=== Action item ===
Here the whole listing must be retyped exactly, with no line omitted.

== Segment start ==

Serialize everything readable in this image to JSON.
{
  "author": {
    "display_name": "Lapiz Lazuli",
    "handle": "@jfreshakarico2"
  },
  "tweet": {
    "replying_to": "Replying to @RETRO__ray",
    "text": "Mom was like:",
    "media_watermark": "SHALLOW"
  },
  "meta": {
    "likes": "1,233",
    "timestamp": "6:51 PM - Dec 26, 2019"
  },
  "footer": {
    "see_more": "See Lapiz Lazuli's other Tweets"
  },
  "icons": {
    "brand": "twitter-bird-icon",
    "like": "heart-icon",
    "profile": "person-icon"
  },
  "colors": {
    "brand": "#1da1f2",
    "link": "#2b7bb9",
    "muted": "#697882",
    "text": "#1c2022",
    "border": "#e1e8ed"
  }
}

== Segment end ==

=== Answer section ===
Serialize everything readable in this image to JSON.
{
  "author": {
    "display_name": "Lapiz Lazuli",
    "handle": "@jfreshakarico2"
  },
  "tweet": {
    "replying_to": "Replying to @RETRO__ray",
    "text": "Mom was like:",
    "media_watermark": "SHALLOW"
  },
  "meta": {
    "likes": "1,233",
    "timestamp": "6:51 PM - Dec 26, 2019"
  },
  "footer": {
    "see_more": "See Lapiz Lazuli's other Tweets"
  },
  "icons": {
    "brand": "twitter-bird-icon",
    "like": "heart-icon",
    "profile": "person-icon"
  },
  "colors": {
    "brand": "#1da1f2",
    "link": "#2b7bb9",
    "muted": "#697882",
    "text": "#1c2022",
    "border": "#e1e8ed"
  }
}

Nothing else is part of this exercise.